Success Requires a Culture of Teaching
See if this sounds at all familiar (substitute the business of your choosing)… I belong to a local gym that has a total staff of what seems to be about 20-25 people. Sometimes I get a warm and friendly greeting, and sometimes I get nothing. Sometimes I see the fitness center staff actively engaging with members, and sometimes they\’re crowded around the desk laughing and chatting with each other for extended periods. Sometimes the gym floor is neat and clean, and sometimes the waste bins are overflowing.
In my mind, and if it were my business, I\’d want a friendly staff that was actively engaging with or assisting members. When they\’re not doing that, I\’d want them busy – empty those full waste bins, wipe-down the equipment, replenish supplies – just stay busy and make it a clean, welcoming environment. There\’s always something productive that can be done. That\’s obvious to me, why not to them?
Performance Varies Among Employees
At first I assumed that some of the staff was simply more inclined to be service-oriented than others. That\’s usually the way it turns out at almost any business you\’re in – some people “get it” and others act in a way that\’s closer to the middle than to their best. This ultimately results in inconsistent quality and/or customer satisfaction, and it also helps to foster resentment between those who perform at a high level and those who merely get by.
How do you address the issue of variance among employees and work ethic?

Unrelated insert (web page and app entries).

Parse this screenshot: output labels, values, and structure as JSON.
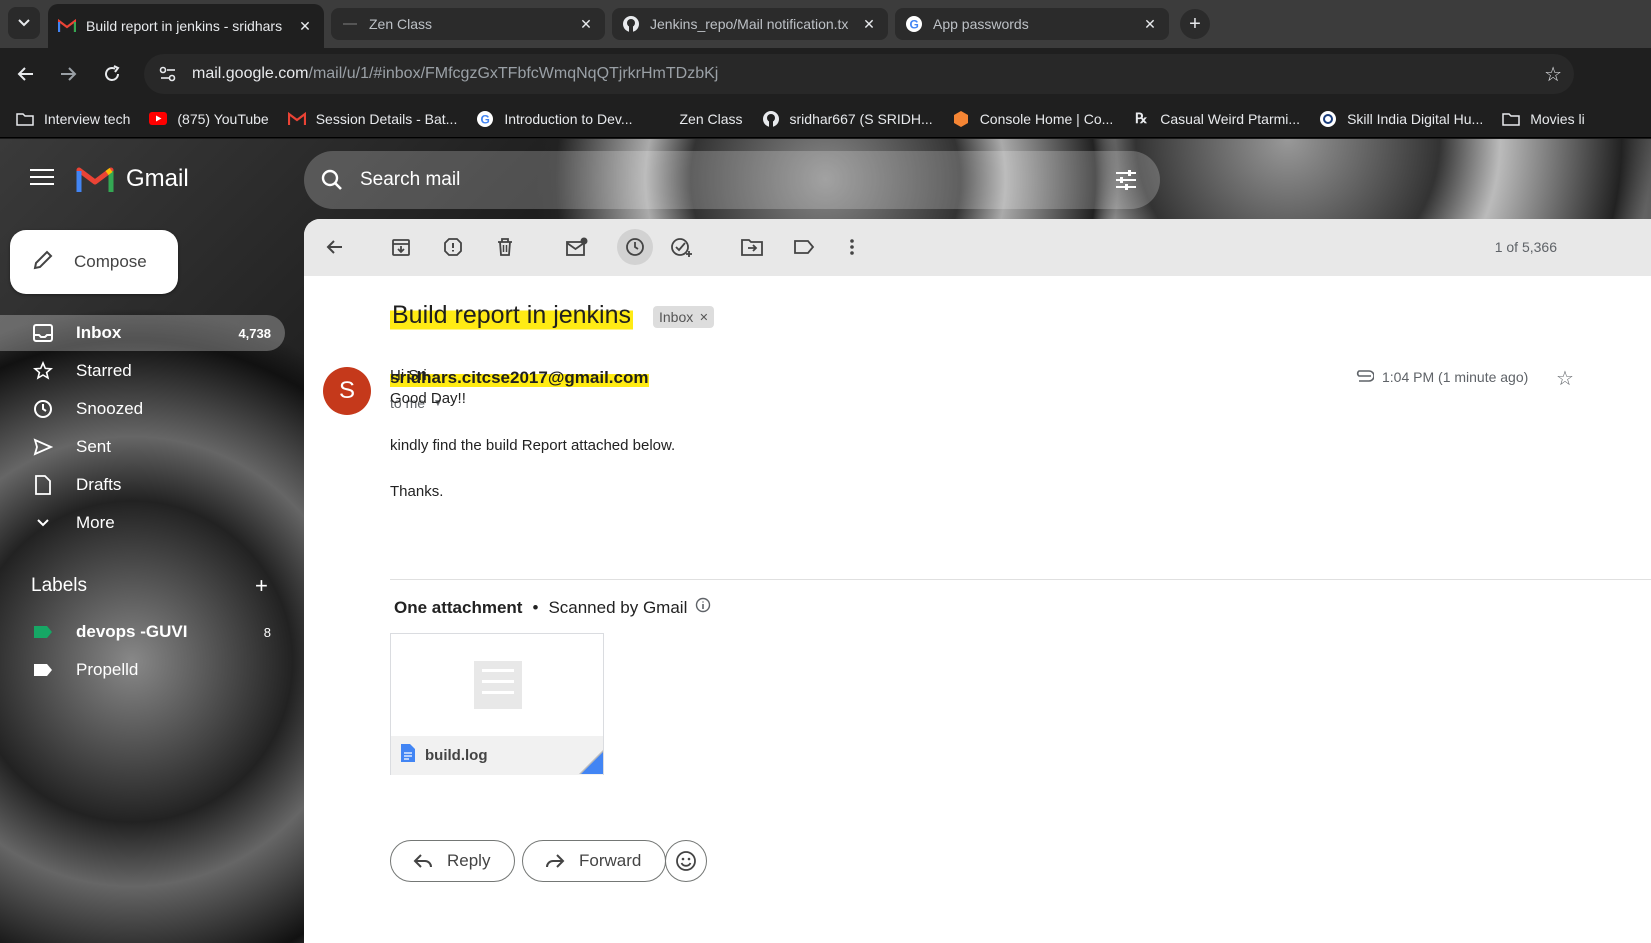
{
  "browser": {
    "tabs": [
      {
        "label": "Build report in jenkins - sridhars",
        "icon": "gmail-icon",
        "active": true
      },
      {
        "label": "Zen Class",
        "icon": "zen-icon",
        "active": false
      },
      {
        "label": "Jenkins_repo/Mail notification.tx",
        "icon": "github-icon",
        "active": false
      },
      {
        "label": "App passwords",
        "icon": "google-icon",
        "active": false
      }
    ],
    "url_host": "mail.google.com",
    "url_path": "/mail/u/1/#inbox/FMfcgzGxTFbfcWmqNqQTjrkrHmTDzbKj",
    "bookmarks": [
      {
        "label": "Interview tech",
        "icon": "folder-icon"
      },
      {
        "label": "(875) YouTube",
        "icon": "youtube-icon"
      },
      {
        "label": "Session Details - Bat...",
        "icon": "gmail-icon"
      },
      {
        "label": "Introduction to Dev...",
        "icon": "google-icon"
      },
      {
        "label": "Zen Class",
        "icon": "zen-icon"
      },
      {
        "label": "sridhar667 (S SRIDH...",
        "icon": "github-icon"
      },
      {
        "label": "Console Home | Co...",
        "icon": "aws-icon"
      },
      {
        "label": "Casual Weird Ptarmi...",
        "icon": "rx-icon"
      },
      {
        "label": "Skill India Digital Hu...",
        "icon": "skill-icon"
      },
      {
        "label": "Movies li",
        "icon": "folder-icon"
      }
    ]
  },
  "gmail": {
    "app_name": "Gmail",
    "search_placeholder": "Search mail",
    "compose_label": "Compose",
    "nav": [
      {
        "label": "Inbox",
        "count": "4,738",
        "icon": "inbox-icon"
      },
      {
        "label": "Starred",
        "count": "",
        "icon": "star-icon"
      },
      {
        "label": "Snoozed",
        "count": "",
        "icon": "clock-icon"
      },
      {
        "label": "Sent",
        "count": "",
        "icon": "send-icon"
      },
      {
        "label": "Drafts",
        "count": "",
        "icon": "draft-icon"
      },
      {
        "label": "More",
        "count": "",
        "icon": "chevron-down-icon"
      }
    ],
    "labels_heading": "Labels",
    "labels": [
      {
        "label": "devops -GUVI",
        "count": "8",
        "color": "#16a765"
      },
      {
        "label": "Propelld",
        "count": "",
        "color": "#ffffff"
      }
    ],
    "pager": "1 of 5,366",
    "email": {
      "subject": "Build report in jenkins",
      "chip": "Inbox",
      "avatar_letter": "S",
      "sender": "sridhars.citcse2017@gmail.com",
      "to": "to me",
      "time": "1:04 PM (1 minute ago)",
      "body": [
        "Hi Sri,",
        "Good Day!!",
        "kindly find the build Report attached below.",
        "Thanks."
      ],
      "attachments_title": "One attachment",
      "scanned": "Scanned by Gmail",
      "attachment_name": "build.log",
      "reply": "Reply",
      "forward": "Forward"
    }
  },
  "colors": {
    "highlight": "#ffeb14",
    "avatar": "#c5391b",
    "accent": "#4285f4"
  }
}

Should you try to screen more effectively so that you become more adept at hiring the “high level” performers? Should you work on hiring more people who “think like you?” Wouldn\’t it just be better to skip those “middle of the road” people altogether?

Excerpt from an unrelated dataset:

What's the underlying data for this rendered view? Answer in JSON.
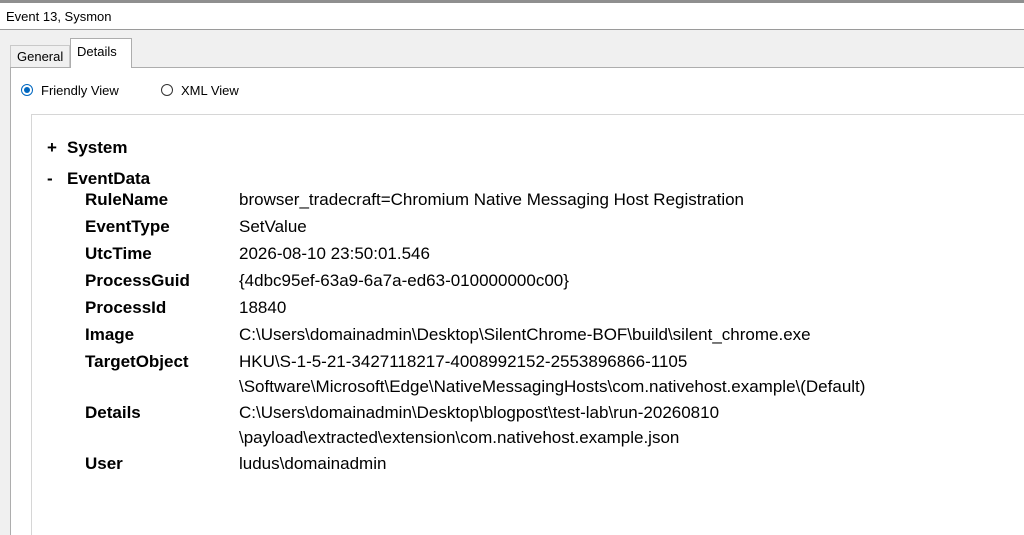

The Key Lies in Teaching
While it\’s always a good idea to be as thorough and exhaustive as possible during the interview phase, I think that the more obvious answer lies in active, continuous coaching. Remember that a key role of managers and supervisors is to teach employees what they should do. Every situation that an employee faces is an opportunity to teach her/him something, yet that rarely occurs in the typical business. Over the past three years, I don\’t ever recall seeing a manager at the gym conducting any on the floor coaching of the fitness staff.
If your plan for success involves hoping that the behaviors and actions of the high performers rubs off on the middle-of-the-road people, then you\’re not aiming very high at all. To drive great results and a great experience, you need to be very specific about what it is that you want your people to do, and how you want them to do it. Once you\’ve been crystal clear on that, you need to systematically teach and reinforce those behaviors continuously over time so that they become ingrained – until it simply becomes the way that everyone performs every day.
What Employees Want
My experience working with a variety of people over a 30+-year career is that the overwhelming majority of employees want to come to work and contribute in a meaningful way. The employee who doesn\’t and won\’t care is more of a myth than a reality. It\’s important to recognize that your employees spend the majority of their waking hours with you every week, and they want that time to have meaning and purpose. If you\’re not teaching them and coaching them continuously, then you\’re not helping them achieve their goals or their potential.
Don\’t be fooled if this sounds like a lot of work. The HPC Fundamentals System offers a proven and direct method to help you figure out what it is that you want to teach your employees, and it also provides a teaching and coaching process that will last the test of time. If you\’d like to learn more about how to transform your organization by taking an intentional approach to managing your workplace culture, shoot us an email or give us a call.